** What you need to do **
Find the string "root" in the data, then copy every line where it is found.

****

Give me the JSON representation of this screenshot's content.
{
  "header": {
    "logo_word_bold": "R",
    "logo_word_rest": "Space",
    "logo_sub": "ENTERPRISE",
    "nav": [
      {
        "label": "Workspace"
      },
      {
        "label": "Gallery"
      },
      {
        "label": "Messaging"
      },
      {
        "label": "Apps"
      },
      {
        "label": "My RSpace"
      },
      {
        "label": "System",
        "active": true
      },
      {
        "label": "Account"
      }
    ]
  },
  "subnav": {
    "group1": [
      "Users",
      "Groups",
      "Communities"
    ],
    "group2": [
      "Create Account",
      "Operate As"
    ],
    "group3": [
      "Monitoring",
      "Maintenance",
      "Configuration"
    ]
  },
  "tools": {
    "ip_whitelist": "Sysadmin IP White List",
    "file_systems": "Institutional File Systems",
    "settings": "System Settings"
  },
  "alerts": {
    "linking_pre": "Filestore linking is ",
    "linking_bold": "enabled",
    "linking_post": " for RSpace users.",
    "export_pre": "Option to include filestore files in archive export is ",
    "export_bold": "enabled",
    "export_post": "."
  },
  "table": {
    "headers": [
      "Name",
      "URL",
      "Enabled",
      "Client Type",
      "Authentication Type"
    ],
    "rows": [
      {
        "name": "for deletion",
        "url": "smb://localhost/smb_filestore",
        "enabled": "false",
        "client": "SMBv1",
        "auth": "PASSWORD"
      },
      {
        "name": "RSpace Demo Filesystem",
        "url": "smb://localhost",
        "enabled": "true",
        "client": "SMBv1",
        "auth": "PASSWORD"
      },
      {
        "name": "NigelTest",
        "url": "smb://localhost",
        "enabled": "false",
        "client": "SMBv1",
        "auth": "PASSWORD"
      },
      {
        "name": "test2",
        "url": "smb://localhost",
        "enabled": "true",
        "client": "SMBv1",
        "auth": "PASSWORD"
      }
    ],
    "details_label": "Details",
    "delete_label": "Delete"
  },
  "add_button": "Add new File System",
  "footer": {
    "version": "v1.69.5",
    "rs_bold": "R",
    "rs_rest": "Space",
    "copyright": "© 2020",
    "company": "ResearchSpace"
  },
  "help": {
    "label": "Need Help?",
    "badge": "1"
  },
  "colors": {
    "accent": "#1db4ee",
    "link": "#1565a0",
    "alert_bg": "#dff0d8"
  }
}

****

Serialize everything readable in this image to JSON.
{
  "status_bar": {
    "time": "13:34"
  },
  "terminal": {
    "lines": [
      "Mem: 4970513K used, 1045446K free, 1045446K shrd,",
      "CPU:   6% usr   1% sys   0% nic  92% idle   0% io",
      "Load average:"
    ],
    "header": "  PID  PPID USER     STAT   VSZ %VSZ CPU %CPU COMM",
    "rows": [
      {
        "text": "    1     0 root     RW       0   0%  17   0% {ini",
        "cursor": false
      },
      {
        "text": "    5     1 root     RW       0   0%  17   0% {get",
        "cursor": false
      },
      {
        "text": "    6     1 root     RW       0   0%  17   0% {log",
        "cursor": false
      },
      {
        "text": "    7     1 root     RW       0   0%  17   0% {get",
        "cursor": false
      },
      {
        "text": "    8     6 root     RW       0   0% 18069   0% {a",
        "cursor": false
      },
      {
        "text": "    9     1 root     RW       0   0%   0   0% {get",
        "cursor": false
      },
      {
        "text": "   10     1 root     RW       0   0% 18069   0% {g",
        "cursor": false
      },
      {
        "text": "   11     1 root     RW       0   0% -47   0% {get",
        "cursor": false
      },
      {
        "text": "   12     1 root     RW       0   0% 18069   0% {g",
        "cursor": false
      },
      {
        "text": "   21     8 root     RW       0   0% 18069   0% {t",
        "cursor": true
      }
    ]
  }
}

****

** Output for this task **
        "text": "    1     0 root     RW       0   0%  17   0% {ini",
        "text": "    5     1 root     RW       0   0%  17   0% {get",
        "text": "    6     1 root     RW       0   0%  17   0% {log",
        "text": "    7     1 root     RW       0   0%  17   0% {get",
        "text": "    8     6 root     RW       0   0% 18069   0% {a",
        "text": "    9     1 root     RW       0   0%   0   0% {get",
        "text": "   10     1 root     RW       0   0% 18069   0% {g",
        "text": "   11     1 root     RW       0   0% -47   0% {get",
        "text": "   12     1 root     RW       0   0% 18069   0% {g",
        "text": "   21     8 root     RW       0   0% 18069   0% {t",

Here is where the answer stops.